2021 has started much better than 2020 as the market begins to open up. In the Income category all segments spent more. Last year there were 4 categories in which all segments spent less on Services. Also, the $ changes from the winners are overwhelming larger than the negatives of the losers. The +$0.55B decrease in Pet Services came from 64 of 82 demographic segments (78%) spending more. Last year 88% spent less. The recovery is beginning and becoming more widespread.

The usual winners have overwhelmingly returned but there are a couple of surprises:

  • $50>69K
  • 2+ Adults, No Kids

Most of the Losers are also expected. Here are the surprises:

  • Self-Employed
  • Suburbs 2500>
  • Married, Couples Only

The younger groups are driving the 1st half lift which is demonstrated by the performance of Millennials, 35>44 yr-olds, 2 Earners and 2+ Adults, No Kids. The younger groups also had the best performance in the 1st half of 2020. Their importance continues to grow as the Baby Boomers must ultimately pass the torch.

Spending is turning up again. Let’s review how we got to this point and speculate on what comes next.

Except for the trauma caused by the Great Recession which hit Services in 2010>11, from 2000 to 2016 the Services segment had slow but consistent growth. The number of outlets also was increasing. Services were gaining in popularity and many retail pet stores were looking for a competitive edge over the growing pet product sales of online retailers. Afterall, you can buy product, but you can’t get your dog groomed on the internet. By 2017 the number of outlets offering Pet Services had radically increased. This created a highly competitive market and the inflation rate dropped to near record lows. Value conscious consumers saw that deals were available, and they took advantage of the situation. However, they didn’t increase the frequency of purchase. They just paid less. This drove overall Pet Services spending down in the 1st half of 2017. The segment started to recover in the 2nd half but not enough to prevent the first annual decrease in Pet Services spending since 2011. However, it was a start. In 2018, more consumers started to recognize the convenience offered by more outlets. The latest big food upgrade was also winding down. The result was that Services started a deeper penetration into the market, especially in the younger groups. The < 45 groups spent $1.47B more on Services in 2018, 74% of the total $1.95B increase in the segment. After such a big lift, a slight downturn in 2019 was not unexpected and it happened, -$0.1B. Then came 2020 and COVID. Although the consumer use of Services was becoming increasingly widespread, many Services outlets were deemed nonessential and were subject to pandemic restrictions and closures. Services Spending fell -$0.78B in the 1st half and -$0.95B in the 2nd half. This was a -$1.73B (-20.1%) decrease for the year and nearly wiped out the big gain made in 2018.

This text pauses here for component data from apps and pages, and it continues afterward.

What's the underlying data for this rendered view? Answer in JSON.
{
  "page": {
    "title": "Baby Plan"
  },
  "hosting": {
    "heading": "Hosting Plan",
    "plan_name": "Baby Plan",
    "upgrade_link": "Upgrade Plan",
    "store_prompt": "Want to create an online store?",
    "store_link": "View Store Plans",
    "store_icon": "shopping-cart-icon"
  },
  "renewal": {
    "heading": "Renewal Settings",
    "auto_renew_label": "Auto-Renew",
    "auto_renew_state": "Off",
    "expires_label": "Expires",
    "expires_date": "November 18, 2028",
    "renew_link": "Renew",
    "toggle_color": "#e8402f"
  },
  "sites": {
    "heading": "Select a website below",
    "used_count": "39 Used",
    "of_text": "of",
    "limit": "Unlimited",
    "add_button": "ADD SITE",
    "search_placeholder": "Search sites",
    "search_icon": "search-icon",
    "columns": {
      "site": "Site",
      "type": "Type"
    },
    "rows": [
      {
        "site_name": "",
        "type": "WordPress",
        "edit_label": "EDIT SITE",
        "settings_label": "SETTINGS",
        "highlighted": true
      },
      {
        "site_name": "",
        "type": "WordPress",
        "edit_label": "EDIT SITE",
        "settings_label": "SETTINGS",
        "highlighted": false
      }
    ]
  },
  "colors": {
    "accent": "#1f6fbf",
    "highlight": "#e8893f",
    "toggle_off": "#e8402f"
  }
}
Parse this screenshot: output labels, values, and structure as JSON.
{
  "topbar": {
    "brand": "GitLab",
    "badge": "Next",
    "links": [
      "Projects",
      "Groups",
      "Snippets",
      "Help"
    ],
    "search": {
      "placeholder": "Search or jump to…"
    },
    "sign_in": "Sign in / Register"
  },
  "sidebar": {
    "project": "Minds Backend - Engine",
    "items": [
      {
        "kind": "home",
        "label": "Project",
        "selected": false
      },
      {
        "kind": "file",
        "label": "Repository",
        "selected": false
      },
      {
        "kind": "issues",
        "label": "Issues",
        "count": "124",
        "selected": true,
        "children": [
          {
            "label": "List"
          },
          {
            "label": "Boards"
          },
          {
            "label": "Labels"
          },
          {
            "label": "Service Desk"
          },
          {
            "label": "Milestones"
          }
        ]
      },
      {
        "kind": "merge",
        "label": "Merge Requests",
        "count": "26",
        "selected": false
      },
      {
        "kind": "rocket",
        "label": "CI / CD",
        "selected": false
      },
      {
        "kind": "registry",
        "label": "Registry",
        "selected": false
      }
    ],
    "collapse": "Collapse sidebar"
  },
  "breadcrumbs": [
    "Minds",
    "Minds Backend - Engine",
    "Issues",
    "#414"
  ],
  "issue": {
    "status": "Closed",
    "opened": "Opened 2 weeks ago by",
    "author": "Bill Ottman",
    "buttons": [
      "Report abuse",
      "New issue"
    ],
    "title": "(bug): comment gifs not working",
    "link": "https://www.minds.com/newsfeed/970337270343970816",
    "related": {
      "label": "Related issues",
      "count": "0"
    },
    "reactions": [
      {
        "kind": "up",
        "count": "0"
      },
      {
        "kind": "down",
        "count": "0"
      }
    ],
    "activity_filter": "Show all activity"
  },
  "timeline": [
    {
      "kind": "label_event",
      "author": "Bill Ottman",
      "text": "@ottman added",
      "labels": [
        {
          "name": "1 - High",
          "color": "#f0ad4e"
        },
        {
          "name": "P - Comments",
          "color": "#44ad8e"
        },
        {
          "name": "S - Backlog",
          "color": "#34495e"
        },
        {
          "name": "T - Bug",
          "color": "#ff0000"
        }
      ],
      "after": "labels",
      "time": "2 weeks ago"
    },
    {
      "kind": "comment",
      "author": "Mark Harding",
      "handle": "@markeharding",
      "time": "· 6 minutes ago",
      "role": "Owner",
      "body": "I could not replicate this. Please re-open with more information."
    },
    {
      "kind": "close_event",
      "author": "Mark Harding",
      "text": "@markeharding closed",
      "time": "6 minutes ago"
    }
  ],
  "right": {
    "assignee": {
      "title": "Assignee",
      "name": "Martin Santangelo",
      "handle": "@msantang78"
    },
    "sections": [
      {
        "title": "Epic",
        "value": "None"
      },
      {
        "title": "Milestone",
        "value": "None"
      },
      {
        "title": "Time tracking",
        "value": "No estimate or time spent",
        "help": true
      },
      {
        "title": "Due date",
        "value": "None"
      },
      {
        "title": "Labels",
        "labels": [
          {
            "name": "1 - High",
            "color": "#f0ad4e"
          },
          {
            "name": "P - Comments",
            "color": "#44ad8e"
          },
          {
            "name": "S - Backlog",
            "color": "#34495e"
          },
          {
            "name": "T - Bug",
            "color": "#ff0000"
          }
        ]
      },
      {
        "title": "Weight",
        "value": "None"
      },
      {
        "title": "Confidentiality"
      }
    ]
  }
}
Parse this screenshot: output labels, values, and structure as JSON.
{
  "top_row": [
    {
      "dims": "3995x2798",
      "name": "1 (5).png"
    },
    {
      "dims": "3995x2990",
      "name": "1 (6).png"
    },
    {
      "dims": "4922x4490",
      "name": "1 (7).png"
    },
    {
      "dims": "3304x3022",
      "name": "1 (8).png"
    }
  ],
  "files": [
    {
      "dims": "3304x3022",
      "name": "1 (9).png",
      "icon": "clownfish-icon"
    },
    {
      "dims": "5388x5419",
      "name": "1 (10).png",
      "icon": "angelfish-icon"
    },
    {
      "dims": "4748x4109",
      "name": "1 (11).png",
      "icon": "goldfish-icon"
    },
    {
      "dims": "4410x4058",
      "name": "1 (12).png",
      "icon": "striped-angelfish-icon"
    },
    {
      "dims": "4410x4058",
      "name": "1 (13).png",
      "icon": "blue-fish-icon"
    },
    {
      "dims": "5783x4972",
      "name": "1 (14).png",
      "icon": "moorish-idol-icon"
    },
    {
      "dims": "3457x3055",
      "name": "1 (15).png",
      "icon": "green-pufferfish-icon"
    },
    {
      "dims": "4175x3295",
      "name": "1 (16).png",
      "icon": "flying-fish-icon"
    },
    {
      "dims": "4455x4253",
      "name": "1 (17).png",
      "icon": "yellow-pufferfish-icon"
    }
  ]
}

In 2021, things have opened up and Services spending began to rebound with a +$0.55B lift in the 1st half. What will happen in the 2nd half of 2022? Pet Services have become an important option that is exercised by an increasing number of Pet Parents. The growth in this segment should continue as we return to a new “normal”. We’ll get the yearend 2021 data in September